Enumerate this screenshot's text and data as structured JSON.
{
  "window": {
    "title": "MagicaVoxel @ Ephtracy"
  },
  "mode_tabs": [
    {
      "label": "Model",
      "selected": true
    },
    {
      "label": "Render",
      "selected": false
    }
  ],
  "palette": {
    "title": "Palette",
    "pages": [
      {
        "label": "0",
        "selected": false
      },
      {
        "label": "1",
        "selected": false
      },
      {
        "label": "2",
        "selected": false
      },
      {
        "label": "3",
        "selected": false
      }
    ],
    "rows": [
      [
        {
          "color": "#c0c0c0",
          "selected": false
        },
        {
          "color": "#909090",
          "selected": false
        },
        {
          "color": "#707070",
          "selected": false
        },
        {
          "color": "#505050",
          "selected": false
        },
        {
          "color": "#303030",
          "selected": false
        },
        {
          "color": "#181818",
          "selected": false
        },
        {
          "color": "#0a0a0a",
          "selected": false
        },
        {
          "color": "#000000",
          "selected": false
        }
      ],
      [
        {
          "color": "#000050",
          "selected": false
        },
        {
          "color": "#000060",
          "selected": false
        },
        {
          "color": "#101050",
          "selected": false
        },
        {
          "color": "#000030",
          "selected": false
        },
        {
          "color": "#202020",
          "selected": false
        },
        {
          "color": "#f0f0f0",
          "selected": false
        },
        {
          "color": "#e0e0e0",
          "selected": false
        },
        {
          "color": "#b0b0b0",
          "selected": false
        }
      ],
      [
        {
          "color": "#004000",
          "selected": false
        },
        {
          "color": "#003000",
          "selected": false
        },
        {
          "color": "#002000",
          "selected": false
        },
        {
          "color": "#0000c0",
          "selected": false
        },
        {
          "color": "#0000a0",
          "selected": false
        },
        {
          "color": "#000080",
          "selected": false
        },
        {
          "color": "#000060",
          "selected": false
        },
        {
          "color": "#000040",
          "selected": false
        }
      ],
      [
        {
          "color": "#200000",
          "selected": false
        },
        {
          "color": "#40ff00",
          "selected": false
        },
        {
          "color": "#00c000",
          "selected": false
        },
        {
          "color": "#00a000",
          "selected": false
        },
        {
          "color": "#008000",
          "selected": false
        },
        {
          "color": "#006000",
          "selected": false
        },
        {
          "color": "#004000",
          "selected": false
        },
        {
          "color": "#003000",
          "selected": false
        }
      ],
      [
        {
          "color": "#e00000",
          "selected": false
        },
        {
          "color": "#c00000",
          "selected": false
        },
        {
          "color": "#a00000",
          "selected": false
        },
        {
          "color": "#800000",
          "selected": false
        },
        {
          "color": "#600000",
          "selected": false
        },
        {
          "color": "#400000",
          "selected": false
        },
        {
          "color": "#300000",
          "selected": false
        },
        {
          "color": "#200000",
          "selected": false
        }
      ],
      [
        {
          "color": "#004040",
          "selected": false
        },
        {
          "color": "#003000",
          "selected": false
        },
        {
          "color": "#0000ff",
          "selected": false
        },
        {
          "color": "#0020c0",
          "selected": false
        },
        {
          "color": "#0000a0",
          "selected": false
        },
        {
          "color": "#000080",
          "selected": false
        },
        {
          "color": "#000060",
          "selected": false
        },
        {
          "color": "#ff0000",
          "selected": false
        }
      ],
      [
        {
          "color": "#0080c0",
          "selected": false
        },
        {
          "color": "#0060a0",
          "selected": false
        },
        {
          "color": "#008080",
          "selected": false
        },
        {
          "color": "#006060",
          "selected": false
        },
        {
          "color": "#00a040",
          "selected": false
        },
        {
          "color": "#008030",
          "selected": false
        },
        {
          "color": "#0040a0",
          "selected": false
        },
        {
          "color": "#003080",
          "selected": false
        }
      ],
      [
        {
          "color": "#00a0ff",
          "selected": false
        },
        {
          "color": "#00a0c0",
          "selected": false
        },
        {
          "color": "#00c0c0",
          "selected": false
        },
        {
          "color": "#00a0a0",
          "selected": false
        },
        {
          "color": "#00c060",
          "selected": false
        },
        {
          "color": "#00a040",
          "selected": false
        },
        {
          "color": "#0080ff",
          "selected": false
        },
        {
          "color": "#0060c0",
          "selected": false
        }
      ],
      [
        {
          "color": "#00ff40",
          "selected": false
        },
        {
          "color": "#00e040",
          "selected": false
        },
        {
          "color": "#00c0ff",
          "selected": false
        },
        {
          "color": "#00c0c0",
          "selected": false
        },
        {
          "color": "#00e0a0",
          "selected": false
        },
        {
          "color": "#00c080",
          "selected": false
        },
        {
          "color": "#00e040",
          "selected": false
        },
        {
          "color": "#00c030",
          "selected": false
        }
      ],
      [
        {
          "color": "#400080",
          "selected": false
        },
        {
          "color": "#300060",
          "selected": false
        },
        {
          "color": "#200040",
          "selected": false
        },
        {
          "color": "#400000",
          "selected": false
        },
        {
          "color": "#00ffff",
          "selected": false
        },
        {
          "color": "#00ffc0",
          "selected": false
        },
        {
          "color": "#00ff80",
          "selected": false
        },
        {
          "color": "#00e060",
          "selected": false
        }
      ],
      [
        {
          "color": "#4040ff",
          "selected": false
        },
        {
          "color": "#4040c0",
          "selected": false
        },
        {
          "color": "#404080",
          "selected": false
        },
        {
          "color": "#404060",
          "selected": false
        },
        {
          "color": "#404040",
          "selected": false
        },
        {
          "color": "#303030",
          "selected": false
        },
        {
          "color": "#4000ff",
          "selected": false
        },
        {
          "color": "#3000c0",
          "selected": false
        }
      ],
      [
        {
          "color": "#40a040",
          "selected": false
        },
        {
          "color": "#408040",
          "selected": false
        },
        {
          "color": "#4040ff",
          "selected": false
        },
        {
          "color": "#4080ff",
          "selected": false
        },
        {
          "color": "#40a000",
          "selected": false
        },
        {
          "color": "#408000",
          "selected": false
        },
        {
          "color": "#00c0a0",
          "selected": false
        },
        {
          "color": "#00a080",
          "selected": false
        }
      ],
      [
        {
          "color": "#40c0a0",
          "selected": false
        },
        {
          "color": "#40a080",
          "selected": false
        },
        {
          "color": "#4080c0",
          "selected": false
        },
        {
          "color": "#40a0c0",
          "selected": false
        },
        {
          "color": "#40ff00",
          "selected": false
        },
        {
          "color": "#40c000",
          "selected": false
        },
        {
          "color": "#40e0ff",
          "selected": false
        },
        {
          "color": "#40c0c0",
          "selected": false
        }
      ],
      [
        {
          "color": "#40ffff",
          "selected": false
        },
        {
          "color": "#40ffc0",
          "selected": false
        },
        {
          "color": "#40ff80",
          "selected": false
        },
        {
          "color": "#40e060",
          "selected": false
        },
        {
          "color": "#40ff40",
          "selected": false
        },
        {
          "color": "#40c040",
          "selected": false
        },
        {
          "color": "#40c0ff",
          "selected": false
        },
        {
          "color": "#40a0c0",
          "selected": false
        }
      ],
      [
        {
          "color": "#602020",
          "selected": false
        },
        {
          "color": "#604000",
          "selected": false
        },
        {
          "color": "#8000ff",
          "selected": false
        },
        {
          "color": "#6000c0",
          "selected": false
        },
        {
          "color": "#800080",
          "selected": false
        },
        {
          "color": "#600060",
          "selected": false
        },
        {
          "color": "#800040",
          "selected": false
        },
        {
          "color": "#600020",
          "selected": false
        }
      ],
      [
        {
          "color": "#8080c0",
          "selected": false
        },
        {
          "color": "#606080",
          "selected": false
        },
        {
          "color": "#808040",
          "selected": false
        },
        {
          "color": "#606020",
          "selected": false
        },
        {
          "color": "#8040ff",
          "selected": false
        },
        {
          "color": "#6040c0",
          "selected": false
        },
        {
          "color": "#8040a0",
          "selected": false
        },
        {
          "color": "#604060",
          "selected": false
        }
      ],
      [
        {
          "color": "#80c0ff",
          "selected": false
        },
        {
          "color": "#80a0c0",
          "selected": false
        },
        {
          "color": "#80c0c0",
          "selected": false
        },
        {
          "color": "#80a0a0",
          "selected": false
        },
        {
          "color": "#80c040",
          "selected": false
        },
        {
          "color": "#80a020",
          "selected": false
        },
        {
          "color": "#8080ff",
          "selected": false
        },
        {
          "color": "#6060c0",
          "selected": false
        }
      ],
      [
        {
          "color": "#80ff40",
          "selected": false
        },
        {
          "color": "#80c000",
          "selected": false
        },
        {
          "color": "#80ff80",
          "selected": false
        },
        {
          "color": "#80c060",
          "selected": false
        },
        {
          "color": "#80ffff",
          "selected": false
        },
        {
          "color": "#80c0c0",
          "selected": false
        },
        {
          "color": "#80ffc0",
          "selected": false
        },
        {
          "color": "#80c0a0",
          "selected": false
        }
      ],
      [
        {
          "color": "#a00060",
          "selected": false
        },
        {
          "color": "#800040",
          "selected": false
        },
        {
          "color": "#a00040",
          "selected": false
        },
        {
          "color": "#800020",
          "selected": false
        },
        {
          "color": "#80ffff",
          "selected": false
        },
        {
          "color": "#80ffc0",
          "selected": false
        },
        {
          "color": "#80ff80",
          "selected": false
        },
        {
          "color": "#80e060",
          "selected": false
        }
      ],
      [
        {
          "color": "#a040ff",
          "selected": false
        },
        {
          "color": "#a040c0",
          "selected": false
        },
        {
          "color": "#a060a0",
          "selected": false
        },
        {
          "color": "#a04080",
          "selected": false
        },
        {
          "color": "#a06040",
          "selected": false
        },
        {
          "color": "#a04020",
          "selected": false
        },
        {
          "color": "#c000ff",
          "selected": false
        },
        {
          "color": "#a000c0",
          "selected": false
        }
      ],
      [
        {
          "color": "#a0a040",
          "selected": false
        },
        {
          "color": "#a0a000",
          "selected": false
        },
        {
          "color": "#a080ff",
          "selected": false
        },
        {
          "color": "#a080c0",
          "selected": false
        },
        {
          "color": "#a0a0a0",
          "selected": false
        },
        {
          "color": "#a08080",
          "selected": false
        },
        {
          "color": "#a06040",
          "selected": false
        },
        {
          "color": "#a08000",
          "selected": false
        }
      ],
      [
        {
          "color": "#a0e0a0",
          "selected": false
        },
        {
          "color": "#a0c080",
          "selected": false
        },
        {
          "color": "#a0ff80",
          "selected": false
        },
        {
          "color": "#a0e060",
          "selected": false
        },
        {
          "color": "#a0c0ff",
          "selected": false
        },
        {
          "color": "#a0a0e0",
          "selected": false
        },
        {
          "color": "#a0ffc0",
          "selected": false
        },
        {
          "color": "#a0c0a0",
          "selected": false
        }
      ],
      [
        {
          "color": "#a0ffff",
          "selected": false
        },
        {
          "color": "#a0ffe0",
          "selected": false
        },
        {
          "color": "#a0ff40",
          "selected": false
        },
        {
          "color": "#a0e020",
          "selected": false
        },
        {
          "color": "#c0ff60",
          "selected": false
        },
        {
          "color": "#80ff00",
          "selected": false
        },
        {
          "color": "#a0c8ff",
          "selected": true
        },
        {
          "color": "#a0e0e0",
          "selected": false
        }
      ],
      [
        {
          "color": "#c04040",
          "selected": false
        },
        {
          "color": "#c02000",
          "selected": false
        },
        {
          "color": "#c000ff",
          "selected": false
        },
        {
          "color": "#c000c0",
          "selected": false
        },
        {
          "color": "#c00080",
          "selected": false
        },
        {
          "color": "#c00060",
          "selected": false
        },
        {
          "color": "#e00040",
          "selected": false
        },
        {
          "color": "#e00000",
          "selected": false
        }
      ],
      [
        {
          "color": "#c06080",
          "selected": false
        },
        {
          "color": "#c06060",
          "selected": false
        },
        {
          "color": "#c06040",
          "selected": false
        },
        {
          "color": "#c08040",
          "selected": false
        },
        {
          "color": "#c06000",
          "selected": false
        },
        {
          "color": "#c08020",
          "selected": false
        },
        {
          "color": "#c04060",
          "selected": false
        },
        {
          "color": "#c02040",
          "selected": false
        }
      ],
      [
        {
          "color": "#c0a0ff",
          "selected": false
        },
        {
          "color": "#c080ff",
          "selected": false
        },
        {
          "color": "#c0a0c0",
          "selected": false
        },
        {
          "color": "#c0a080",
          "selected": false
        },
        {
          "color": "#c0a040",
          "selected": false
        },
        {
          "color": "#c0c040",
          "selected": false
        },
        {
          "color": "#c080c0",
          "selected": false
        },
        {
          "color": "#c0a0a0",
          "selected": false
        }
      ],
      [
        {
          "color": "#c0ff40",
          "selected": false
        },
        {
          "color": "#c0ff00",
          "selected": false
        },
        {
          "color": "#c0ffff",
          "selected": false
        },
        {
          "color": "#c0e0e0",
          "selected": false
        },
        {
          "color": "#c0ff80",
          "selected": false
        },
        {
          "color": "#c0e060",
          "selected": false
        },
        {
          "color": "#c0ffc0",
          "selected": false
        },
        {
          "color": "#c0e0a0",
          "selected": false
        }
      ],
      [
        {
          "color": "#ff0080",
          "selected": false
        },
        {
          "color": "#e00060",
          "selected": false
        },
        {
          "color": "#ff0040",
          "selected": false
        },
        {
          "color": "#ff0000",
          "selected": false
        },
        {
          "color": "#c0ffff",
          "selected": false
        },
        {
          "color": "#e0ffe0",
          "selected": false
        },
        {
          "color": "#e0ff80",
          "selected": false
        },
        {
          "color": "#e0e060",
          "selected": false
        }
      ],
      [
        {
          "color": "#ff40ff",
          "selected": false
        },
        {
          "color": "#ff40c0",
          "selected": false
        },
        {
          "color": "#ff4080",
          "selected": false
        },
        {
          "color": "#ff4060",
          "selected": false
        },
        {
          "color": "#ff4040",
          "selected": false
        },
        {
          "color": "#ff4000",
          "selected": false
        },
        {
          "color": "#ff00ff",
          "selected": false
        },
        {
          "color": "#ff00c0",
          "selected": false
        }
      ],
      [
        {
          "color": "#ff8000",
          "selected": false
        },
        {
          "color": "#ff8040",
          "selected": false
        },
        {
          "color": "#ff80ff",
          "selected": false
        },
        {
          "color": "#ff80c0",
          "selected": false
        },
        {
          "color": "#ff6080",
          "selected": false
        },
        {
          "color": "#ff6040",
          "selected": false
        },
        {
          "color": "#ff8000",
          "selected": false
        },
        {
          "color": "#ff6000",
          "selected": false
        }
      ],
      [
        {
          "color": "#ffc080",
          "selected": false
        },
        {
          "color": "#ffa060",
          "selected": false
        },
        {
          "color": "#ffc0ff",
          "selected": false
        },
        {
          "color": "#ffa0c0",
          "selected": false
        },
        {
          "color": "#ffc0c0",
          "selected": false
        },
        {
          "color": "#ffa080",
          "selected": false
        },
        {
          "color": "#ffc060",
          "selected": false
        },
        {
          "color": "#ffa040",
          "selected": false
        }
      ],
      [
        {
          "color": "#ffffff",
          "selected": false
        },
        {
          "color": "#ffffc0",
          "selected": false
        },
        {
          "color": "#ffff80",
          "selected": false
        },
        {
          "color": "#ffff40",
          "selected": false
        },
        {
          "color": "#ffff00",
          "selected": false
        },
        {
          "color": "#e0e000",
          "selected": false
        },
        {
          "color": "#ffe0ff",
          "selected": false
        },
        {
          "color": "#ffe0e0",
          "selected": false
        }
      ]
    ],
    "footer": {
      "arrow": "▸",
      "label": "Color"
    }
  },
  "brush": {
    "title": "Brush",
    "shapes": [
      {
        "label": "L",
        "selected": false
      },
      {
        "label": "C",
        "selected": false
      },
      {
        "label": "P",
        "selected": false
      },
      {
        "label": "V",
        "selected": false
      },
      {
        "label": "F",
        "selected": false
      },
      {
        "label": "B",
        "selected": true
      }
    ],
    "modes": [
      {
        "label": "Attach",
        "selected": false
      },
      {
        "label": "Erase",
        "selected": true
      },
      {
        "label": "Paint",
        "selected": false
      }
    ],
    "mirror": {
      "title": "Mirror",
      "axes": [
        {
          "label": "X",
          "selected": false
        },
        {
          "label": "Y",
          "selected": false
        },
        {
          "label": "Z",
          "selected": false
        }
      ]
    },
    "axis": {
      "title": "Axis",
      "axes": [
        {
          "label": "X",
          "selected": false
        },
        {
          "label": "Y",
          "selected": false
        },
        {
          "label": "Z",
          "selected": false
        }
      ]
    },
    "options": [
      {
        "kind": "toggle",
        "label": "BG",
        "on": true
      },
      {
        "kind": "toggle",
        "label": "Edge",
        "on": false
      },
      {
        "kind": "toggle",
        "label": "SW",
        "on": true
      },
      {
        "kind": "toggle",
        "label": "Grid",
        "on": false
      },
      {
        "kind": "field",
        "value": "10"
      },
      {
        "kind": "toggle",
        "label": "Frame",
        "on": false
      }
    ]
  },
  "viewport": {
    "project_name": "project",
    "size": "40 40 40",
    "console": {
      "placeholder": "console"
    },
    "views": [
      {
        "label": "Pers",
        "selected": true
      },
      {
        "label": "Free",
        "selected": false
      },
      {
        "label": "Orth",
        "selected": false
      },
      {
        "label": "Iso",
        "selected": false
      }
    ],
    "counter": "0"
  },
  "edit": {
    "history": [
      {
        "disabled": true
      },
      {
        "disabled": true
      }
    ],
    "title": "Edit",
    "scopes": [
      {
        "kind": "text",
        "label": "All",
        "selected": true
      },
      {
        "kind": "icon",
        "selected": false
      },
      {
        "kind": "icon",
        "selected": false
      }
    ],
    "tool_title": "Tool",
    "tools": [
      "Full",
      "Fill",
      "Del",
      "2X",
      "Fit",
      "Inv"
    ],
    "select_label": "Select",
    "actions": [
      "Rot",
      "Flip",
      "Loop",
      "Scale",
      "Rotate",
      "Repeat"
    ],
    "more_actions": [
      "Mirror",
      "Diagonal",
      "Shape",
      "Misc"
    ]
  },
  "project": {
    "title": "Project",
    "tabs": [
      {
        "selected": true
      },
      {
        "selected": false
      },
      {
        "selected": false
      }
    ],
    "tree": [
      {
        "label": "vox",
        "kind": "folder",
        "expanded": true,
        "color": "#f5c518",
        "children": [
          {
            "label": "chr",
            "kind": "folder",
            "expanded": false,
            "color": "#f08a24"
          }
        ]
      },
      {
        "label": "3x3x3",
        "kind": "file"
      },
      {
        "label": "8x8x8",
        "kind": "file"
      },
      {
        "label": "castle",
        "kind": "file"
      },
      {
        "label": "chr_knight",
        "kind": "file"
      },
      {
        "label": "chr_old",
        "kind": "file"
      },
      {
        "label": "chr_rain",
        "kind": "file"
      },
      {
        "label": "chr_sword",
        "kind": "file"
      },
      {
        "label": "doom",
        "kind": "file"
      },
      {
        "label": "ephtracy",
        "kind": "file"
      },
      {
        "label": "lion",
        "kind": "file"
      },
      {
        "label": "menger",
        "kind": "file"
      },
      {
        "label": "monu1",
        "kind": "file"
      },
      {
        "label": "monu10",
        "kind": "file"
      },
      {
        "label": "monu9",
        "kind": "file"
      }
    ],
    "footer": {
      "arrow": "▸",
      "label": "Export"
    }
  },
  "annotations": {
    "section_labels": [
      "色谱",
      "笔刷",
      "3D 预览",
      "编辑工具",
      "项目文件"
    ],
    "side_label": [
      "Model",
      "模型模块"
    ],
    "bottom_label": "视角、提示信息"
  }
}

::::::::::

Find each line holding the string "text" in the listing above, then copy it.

Enumerate this screenshot's text and data as structured JSON.
        "kind": "text",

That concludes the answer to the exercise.